++++ Data excerpts

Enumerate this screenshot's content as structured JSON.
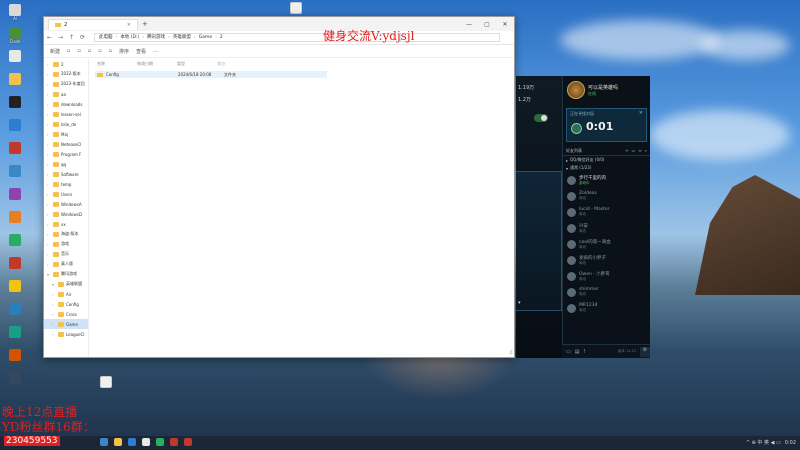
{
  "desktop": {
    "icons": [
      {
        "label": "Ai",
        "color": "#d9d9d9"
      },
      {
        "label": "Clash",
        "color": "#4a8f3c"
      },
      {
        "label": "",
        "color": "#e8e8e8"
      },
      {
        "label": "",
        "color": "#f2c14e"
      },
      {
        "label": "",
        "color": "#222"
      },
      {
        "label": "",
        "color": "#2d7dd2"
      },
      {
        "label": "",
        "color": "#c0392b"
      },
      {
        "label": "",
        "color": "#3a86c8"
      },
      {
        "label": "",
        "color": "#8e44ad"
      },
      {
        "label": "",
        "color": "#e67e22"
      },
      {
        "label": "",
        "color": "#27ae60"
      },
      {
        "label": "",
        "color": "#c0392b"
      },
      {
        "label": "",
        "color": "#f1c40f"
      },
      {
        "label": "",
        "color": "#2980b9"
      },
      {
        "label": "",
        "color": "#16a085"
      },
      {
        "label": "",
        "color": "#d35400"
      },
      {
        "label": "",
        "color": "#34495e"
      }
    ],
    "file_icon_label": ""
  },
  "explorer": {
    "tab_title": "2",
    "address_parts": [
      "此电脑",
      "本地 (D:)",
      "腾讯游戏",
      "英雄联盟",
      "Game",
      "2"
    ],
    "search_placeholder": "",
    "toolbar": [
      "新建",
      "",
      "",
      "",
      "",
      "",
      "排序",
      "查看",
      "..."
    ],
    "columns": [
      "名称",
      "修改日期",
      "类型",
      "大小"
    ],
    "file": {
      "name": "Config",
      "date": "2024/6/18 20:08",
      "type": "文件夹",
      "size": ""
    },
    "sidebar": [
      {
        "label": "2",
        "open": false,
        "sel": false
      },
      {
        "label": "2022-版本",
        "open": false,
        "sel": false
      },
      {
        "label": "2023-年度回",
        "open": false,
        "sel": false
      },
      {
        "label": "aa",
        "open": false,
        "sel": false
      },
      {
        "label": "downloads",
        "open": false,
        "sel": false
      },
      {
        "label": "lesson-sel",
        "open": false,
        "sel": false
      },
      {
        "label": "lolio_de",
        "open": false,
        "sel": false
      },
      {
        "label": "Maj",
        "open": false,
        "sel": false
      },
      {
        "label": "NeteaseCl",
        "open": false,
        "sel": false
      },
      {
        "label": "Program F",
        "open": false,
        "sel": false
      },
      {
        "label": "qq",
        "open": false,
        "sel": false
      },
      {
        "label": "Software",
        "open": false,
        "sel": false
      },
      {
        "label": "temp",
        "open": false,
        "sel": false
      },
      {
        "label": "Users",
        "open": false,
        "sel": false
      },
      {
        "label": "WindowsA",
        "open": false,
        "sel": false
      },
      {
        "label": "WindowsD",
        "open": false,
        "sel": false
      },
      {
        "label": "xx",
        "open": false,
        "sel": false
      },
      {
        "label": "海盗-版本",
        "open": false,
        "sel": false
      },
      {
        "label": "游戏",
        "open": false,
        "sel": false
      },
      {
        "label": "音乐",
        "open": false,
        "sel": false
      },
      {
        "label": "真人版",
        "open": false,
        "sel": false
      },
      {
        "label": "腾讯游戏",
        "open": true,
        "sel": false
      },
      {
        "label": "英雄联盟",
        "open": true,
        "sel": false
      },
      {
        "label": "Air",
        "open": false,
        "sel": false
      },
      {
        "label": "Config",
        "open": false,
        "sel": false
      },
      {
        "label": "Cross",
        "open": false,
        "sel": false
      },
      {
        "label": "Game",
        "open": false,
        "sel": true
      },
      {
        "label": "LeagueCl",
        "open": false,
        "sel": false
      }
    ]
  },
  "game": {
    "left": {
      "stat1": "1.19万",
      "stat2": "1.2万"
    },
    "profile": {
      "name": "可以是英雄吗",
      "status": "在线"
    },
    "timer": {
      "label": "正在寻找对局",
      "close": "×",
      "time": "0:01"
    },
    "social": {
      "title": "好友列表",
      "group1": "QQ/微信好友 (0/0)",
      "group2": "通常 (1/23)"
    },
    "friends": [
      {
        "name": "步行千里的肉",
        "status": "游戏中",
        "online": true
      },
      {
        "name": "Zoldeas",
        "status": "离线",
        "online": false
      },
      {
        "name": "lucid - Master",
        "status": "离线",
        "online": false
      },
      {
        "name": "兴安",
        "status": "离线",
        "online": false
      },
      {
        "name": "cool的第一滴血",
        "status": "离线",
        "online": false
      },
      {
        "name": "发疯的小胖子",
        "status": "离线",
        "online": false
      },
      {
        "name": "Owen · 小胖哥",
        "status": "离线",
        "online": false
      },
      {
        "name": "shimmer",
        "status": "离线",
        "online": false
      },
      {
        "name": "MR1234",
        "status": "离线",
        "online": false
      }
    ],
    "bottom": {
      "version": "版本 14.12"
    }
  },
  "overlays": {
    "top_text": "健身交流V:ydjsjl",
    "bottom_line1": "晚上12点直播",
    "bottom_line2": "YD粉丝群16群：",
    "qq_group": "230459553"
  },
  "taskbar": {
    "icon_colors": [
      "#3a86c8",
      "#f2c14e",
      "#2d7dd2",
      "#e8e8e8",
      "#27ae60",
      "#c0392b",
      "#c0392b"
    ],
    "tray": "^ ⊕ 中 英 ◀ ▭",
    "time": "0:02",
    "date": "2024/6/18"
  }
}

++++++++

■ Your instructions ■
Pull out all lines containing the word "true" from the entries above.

■ Solved exercise ■
        "open": true,
        "open": true,
        "sel": true
        "online": true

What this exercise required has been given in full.